*** Begin section ***

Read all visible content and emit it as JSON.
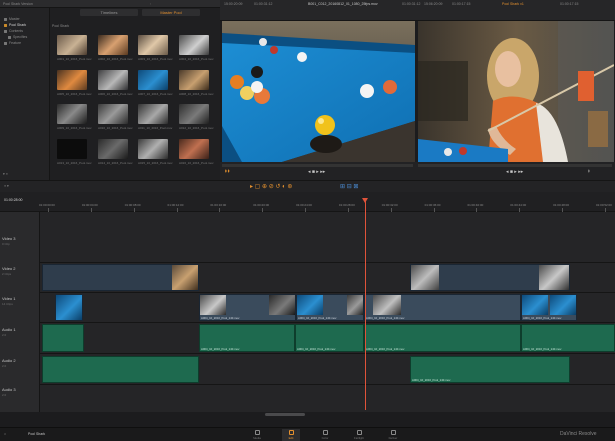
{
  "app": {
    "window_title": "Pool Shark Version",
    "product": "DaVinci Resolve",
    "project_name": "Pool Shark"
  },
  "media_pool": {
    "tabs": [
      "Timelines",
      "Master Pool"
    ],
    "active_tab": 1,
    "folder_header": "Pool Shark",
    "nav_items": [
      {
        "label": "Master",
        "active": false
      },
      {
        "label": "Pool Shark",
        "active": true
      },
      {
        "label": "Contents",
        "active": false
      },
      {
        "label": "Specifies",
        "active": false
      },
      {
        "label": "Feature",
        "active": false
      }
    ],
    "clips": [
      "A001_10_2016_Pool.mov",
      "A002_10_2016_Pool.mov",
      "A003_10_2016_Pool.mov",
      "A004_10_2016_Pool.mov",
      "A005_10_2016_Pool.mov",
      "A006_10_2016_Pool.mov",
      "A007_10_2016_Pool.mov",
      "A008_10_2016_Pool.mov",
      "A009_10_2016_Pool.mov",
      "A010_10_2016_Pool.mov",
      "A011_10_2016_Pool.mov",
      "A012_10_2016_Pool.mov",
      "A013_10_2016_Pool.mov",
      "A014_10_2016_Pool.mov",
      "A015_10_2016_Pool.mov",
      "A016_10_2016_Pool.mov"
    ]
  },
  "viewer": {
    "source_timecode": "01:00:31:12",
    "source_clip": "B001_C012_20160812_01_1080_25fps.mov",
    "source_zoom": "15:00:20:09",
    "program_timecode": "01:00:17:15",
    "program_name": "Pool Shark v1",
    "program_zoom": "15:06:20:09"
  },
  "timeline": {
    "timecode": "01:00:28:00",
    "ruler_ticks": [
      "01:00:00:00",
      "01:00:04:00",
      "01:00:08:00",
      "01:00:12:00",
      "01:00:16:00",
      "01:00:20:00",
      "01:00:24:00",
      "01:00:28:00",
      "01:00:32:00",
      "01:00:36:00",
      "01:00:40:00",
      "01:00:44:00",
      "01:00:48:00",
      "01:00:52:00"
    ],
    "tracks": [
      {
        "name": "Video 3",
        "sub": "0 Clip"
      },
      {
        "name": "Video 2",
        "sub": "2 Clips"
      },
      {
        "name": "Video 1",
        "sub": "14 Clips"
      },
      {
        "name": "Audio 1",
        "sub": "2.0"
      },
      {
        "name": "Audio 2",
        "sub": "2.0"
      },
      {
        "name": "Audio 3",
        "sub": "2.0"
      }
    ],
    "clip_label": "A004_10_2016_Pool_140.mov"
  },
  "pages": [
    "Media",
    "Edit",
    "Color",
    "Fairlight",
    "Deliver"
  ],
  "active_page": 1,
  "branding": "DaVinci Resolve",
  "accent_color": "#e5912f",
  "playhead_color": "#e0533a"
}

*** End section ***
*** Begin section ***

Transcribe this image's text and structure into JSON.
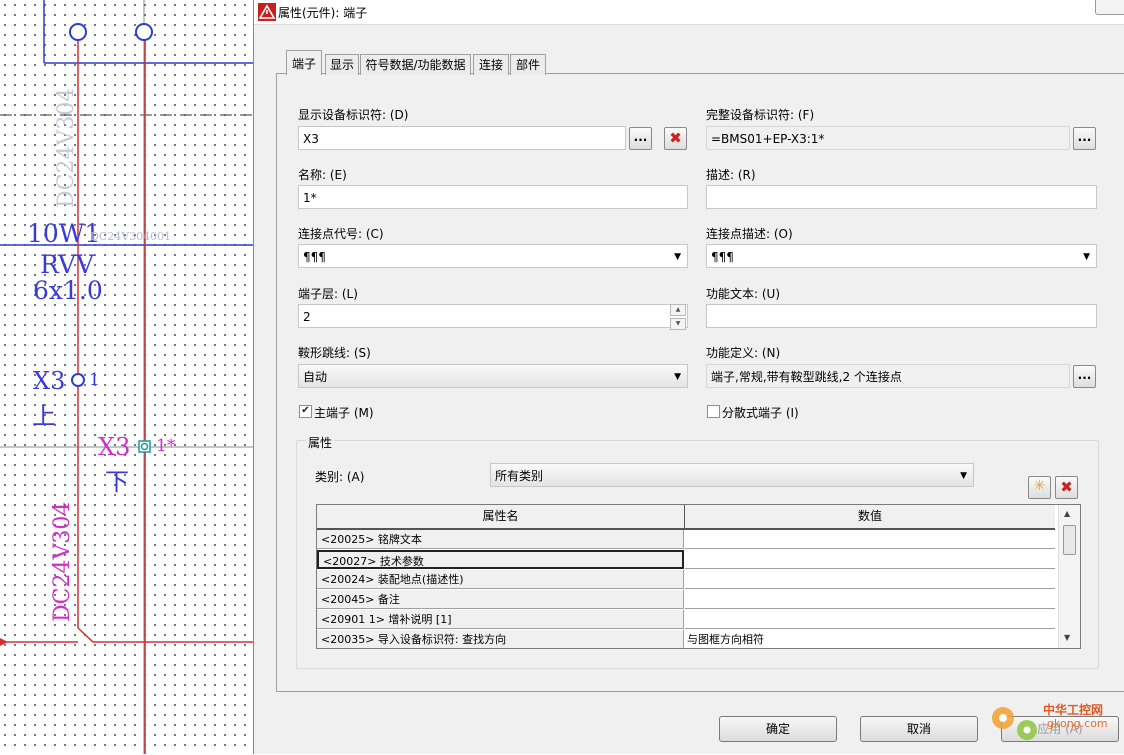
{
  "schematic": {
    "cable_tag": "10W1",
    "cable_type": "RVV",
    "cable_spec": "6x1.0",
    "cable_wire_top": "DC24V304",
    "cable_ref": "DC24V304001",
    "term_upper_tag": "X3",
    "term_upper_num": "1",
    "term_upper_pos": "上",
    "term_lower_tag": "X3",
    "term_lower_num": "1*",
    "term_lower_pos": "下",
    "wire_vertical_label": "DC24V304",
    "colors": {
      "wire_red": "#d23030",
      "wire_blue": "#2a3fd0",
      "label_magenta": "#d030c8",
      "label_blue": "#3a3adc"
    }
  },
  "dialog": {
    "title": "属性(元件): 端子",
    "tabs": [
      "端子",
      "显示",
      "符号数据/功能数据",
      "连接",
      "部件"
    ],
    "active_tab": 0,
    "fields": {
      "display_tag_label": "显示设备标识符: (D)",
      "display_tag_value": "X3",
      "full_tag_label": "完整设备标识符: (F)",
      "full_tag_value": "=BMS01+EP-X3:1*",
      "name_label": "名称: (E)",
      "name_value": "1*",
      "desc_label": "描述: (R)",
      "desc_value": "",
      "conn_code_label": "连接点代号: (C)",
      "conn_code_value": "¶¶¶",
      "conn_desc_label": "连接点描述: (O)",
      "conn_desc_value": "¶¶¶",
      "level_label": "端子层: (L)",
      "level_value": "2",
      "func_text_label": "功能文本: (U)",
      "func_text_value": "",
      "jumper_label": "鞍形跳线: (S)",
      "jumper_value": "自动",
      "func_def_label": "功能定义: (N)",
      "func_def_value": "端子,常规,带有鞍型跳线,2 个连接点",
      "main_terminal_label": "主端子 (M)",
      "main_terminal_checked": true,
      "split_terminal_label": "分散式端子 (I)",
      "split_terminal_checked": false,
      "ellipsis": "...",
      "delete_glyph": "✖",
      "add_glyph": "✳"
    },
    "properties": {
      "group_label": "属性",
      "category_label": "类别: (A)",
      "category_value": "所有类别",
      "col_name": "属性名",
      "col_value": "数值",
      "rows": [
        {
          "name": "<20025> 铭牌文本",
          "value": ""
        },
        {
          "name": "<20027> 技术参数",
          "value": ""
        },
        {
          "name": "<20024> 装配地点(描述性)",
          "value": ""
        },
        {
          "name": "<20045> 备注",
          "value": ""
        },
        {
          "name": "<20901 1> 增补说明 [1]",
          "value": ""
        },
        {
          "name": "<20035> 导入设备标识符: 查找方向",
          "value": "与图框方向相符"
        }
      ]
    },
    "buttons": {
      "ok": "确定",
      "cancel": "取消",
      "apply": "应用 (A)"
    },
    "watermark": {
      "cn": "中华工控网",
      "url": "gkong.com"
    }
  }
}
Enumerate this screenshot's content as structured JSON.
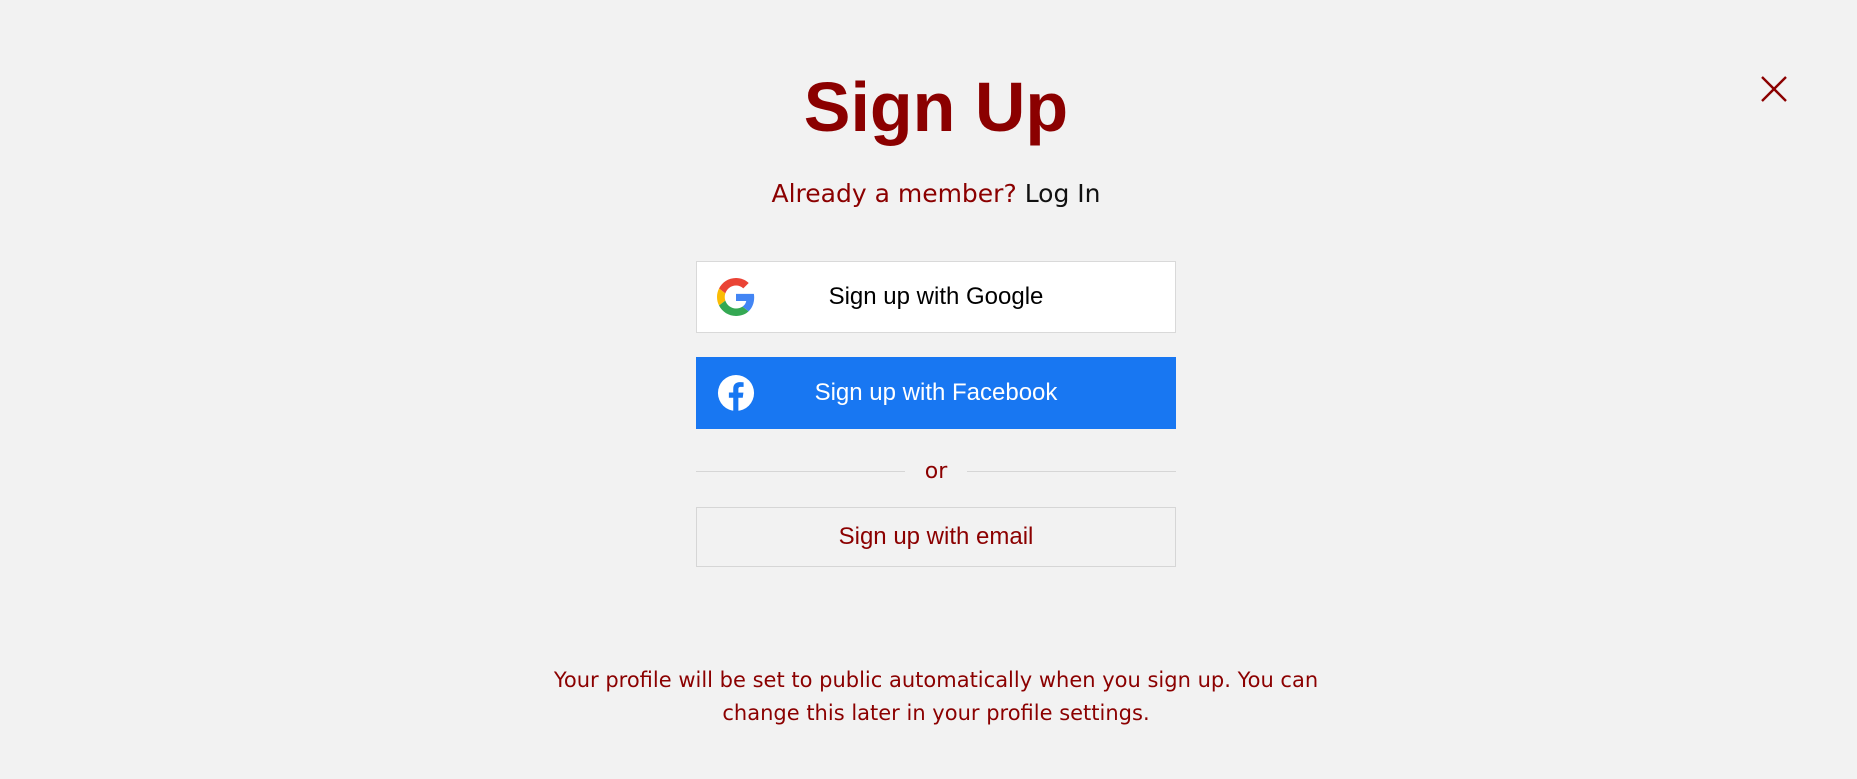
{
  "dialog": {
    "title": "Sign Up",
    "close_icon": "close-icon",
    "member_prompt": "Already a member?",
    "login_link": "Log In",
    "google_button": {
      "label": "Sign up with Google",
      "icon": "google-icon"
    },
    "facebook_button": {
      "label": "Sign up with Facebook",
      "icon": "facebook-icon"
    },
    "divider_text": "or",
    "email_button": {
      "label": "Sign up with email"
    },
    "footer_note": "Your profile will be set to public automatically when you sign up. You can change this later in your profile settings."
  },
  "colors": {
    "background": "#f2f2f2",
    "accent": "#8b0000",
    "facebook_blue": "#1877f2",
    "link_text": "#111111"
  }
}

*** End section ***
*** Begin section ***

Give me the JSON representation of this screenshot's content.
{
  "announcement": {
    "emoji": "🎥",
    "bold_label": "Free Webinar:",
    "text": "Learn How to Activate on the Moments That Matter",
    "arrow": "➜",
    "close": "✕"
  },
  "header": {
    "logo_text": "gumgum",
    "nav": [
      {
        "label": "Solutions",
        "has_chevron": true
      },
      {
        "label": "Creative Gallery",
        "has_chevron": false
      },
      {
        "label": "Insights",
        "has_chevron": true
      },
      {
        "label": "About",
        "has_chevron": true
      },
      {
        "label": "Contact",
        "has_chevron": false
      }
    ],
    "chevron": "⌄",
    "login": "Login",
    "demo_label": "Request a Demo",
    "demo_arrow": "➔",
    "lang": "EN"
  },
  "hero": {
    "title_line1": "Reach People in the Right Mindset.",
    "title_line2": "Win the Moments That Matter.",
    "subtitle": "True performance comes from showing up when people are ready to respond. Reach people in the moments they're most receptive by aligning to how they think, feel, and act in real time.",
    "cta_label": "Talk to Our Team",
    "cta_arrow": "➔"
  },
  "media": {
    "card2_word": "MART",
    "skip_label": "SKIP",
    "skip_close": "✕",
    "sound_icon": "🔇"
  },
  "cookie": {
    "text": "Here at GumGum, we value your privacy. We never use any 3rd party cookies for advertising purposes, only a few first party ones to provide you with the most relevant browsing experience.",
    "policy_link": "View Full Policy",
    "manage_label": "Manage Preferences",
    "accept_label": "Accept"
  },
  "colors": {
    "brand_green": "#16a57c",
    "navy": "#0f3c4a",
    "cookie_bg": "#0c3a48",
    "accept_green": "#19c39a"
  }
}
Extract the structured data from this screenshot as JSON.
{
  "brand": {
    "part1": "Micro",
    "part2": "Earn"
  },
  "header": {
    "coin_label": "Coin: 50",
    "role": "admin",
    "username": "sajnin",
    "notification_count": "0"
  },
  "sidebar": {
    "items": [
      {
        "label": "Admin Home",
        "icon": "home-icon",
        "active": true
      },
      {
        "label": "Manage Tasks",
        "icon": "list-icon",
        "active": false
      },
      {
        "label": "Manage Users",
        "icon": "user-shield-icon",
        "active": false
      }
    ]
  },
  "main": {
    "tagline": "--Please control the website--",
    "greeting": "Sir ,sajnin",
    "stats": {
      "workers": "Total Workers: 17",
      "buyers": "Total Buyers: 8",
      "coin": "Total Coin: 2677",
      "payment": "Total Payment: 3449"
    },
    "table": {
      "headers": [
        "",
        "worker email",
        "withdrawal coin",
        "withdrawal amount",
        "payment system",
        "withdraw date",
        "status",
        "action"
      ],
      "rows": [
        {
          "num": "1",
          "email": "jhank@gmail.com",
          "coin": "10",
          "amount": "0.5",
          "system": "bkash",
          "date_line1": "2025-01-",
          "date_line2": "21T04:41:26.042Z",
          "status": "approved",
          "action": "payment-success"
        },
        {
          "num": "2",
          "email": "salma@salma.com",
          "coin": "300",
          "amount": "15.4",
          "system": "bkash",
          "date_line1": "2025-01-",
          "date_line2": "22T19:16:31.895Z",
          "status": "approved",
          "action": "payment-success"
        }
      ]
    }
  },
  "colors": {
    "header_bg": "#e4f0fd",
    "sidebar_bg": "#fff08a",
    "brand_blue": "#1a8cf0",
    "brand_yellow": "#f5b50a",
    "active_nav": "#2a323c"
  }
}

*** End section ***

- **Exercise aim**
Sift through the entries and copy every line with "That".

- **Solution to this exercise**
    "text": "Learn How to Activate on the Moments That Matter",
    "title_line2": "Win the Moments That Matter.",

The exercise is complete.